An Army veteran from Yelm has a warning for other veterans about security breaches on the eBenefits website maintained by the Department of Veterans Affairs and the Department of Defense.
The website is a universal portal for managing retirement, healthcare and disability described as "a secure environment where you can safely access your personal information and perform self-service tasks."
Marvin Corbin had a much different experience. His account was hacked twice in just over six months.
Each time, Corbin says, his monthly disability check, which is automatically deposited in his bank account, was rerouted to a new account established by the hacker.
"Why would I change my bank account and put it on a Green Dot card? Why?" asked Corbin, as he remembered the first hacking incident last May. " I'm like, 'The landlord isn't going to understand this,' and we was like 'Other creditors ain't either.'"
Then, it happened again just before Christmas, this time the hacker set up a fraudulent bank account at TD Bank.
"One time, it's understandable. Things happen, but the second time it's kind of unbelievable," said Melissa Corbin, Marvin's wife. "It has everything, all of his medical records, all of his military records, all of our family's medical records."
"We want to know who did it so we can prosecute," Corbin said.
While the VA acknowledged the fraud on both occasions and Yelm Police took a report, neither department has publicly identified the source of the leak.
The Department of Veteran's Affairs can't say for sure how many people have had their personal information stolen on this website because it only started separately tracking reports of fraud in August.

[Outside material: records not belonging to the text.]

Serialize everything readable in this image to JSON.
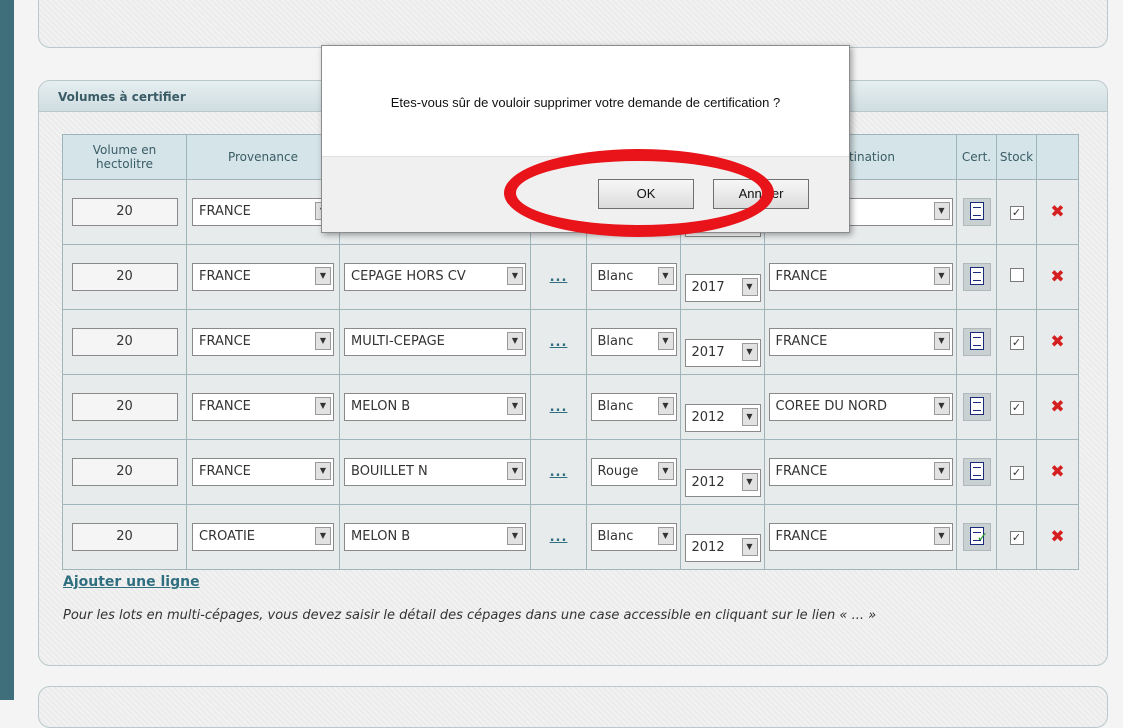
{
  "panel_title": "Volumes à certifier",
  "table": {
    "headers": {
      "volume": "Volume en hectolitre",
      "provenance": "Provenance",
      "destination": "Destination",
      "cert": "Cert.",
      "stock": "Stock"
    },
    "rows": [
      {
        "volume": "20",
        "provenance": "FRANCE",
        "cepage": "",
        "details": "...",
        "couleur": "",
        "millesime": "",
        "destination": "",
        "cert_icon": "document-icon",
        "stock_checked": true
      },
      {
        "volume": "20",
        "provenance": "FRANCE",
        "cepage": "CEPAGE HORS CV",
        "details": "...",
        "couleur": "Blanc",
        "millesime": "2017",
        "destination": "FRANCE",
        "cert_icon": "document-icon",
        "stock_checked": false
      },
      {
        "volume": "20",
        "provenance": "FRANCE",
        "cepage": "MULTI-CEPAGE",
        "details": "...",
        "couleur": "Blanc",
        "millesime": "2017",
        "destination": "FRANCE",
        "cert_icon": "document-icon",
        "stock_checked": true
      },
      {
        "volume": "20",
        "provenance": "FRANCE",
        "cepage": "MELON B",
        "details": "...",
        "couleur": "Blanc",
        "millesime": "2012",
        "destination": "COREE DU NORD",
        "cert_icon": "document-icon",
        "stock_checked": true
      },
      {
        "volume": "20",
        "provenance": "FRANCE",
        "cepage": "BOUILLET N",
        "details": "...",
        "couleur": "Rouge",
        "millesime": "2012",
        "destination": "FRANCE",
        "cert_icon": "document-icon",
        "stock_checked": true
      },
      {
        "volume": "20",
        "provenance": "CROATIE",
        "cepage": "MELON B",
        "details": "...",
        "couleur": "Blanc",
        "millesime": "2012",
        "destination": "FRANCE",
        "cert_icon": "document-edit-icon",
        "stock_checked": true
      }
    ]
  },
  "add_line_label": "Ajouter une ligne",
  "help_text": "Pour les lots en multi-cépages, vous devez saisir le détail des cépages dans une case accessible en cliquant sur le lien « ... »",
  "dialog": {
    "message": "Etes-vous sûr de vouloir supprimer votre demande de certification ?",
    "ok_label": "OK",
    "cancel_label": "Annuler"
  },
  "colors": {
    "accent": "#2f6f7f",
    "header_bg": "#d4e4e8",
    "highlight": "#e8141a",
    "delete": "#d42020"
  }
}
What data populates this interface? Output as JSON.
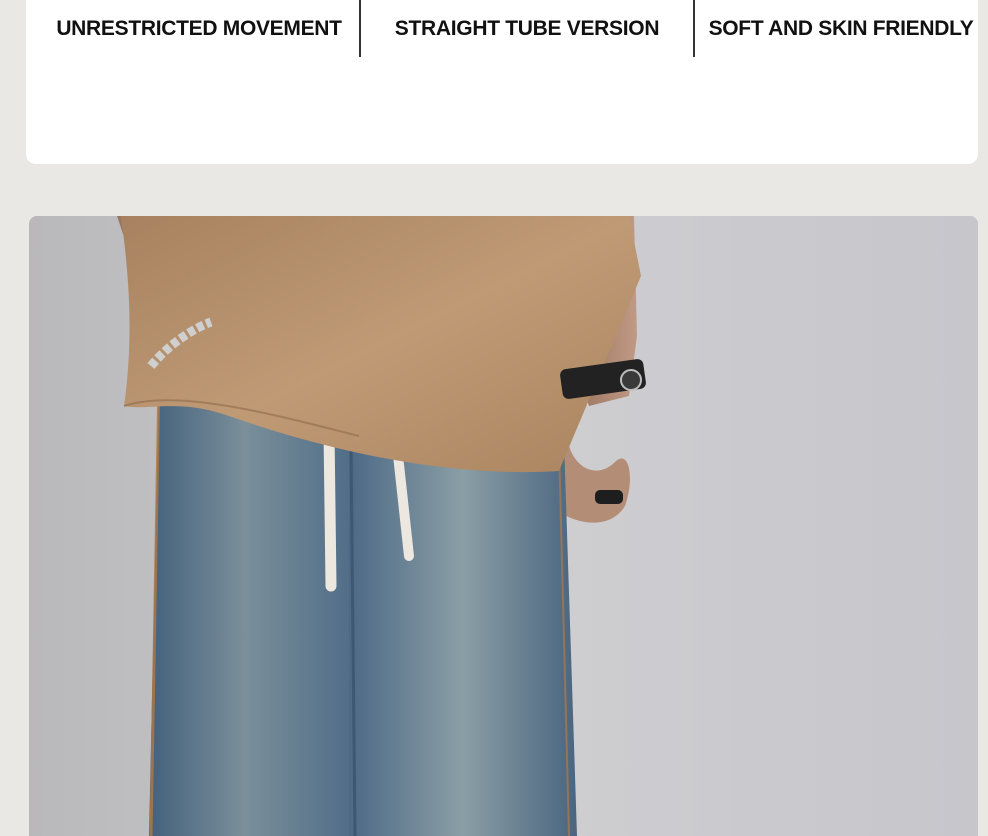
{
  "features": [
    {
      "label": "UNRESTRICTED MOVEMENT"
    },
    {
      "label": "STRAIGHT TUBE VERSION"
    },
    {
      "label": "SOFT AND SKIN FRIENDLY"
    }
  ],
  "colors": {
    "page_background": "#e9e8e4",
    "card_background": "#ffffff",
    "text": "#111111",
    "shirt": "#b58d68",
    "denim": "#5d7a94"
  }
}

In a statement regarding fraud on the eBenefits website, the VA called it, "Too early to draw any conclusions regarding trends or identify specific causes."

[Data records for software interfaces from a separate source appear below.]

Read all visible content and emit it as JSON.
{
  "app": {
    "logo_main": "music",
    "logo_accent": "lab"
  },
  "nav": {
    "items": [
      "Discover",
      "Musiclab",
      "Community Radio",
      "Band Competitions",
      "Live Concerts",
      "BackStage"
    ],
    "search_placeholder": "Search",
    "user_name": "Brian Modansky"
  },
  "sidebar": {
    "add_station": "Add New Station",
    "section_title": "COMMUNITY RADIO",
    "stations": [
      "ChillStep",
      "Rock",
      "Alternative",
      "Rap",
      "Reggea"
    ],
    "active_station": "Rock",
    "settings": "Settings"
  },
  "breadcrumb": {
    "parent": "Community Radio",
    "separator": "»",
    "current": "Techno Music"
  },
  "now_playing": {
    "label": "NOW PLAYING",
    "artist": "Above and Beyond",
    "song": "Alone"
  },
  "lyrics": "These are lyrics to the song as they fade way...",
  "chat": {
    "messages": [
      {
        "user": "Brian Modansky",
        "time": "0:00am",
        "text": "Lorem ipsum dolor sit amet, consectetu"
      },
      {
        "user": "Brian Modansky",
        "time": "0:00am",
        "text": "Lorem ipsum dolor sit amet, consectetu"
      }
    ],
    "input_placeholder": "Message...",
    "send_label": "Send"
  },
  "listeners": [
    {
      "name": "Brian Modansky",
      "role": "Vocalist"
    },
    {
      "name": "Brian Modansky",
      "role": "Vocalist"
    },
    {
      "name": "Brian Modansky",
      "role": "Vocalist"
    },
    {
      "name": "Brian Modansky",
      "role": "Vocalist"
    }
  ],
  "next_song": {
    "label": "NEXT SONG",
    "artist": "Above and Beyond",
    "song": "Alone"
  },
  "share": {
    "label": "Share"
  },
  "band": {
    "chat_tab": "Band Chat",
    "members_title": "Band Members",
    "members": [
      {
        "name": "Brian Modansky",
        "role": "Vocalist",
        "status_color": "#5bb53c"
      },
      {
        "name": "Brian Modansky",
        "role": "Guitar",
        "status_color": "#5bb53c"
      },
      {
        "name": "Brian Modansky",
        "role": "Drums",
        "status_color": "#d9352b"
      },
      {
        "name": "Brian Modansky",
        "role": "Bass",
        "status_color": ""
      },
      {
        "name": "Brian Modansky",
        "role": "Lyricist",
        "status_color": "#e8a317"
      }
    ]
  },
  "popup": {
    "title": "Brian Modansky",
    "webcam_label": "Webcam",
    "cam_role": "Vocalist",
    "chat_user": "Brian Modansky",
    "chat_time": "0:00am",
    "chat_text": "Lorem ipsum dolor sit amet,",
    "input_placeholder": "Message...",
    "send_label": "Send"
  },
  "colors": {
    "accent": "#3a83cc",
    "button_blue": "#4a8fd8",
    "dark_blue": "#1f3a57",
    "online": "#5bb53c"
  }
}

From August to January, records show 713 people filed reports with the VA and 17 of them were in Washington.
The VA says, "It is committed to maintaining the security of eBenefits."
However, the Corbins aren't holding out hope.
Today, you won't see Marvin Corbin on his computer or the eBenefits website.
He's back to handling his finances the old fashioned way, on paper, and warning other veterans to be cautious.
"All I can say is keep all your paperwork, just in case, everything you got," Corbin said.
The VA wouldn't get into specifics about those reported cases of fraud saying the investigation is ongoing.
Protecting your identity on the eBenefits website is the same as with any website.
Advocates for identity theft victims warn users not to access the site in a public place, use complex passwords and be careful when sharing personal information like a social security number.